(Data records for software interfaces)
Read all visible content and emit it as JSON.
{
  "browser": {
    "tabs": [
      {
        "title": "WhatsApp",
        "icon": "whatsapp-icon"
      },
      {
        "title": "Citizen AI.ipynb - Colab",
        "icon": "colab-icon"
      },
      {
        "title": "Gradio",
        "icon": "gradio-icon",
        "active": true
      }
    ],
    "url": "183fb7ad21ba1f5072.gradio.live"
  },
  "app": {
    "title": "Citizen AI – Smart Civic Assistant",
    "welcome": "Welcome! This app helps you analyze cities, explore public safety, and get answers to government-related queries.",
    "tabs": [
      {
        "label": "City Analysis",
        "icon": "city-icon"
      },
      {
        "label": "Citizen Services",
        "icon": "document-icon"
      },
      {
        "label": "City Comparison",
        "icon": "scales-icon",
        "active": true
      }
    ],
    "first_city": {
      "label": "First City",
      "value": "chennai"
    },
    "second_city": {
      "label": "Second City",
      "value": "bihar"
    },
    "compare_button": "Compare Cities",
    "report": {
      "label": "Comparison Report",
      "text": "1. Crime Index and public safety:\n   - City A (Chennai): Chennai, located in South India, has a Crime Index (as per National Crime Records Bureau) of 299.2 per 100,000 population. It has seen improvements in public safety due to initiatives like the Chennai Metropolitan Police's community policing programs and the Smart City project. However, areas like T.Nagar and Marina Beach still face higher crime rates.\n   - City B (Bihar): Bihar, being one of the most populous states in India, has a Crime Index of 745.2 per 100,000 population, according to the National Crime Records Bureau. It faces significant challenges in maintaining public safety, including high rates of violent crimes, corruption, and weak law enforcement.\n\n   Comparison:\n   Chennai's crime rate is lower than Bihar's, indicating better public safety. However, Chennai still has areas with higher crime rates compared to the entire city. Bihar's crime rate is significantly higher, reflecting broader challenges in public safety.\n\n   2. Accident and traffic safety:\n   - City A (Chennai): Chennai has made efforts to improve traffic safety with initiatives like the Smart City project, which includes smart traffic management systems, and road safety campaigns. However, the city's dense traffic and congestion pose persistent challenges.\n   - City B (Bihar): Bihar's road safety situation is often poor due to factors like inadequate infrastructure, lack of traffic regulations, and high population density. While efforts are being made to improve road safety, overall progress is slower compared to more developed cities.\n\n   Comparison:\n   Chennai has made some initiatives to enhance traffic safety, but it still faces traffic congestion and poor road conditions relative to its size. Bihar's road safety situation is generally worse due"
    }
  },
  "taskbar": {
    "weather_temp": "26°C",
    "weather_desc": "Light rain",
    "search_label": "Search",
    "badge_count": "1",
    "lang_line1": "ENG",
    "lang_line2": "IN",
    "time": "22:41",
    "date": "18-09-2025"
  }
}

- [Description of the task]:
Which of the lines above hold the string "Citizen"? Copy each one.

- [Result]:
        "title": "Citizen AI.ipynb - Colab",
    "title": "Citizen AI – Smart Civic Assistant",
        "label": "Citizen Services",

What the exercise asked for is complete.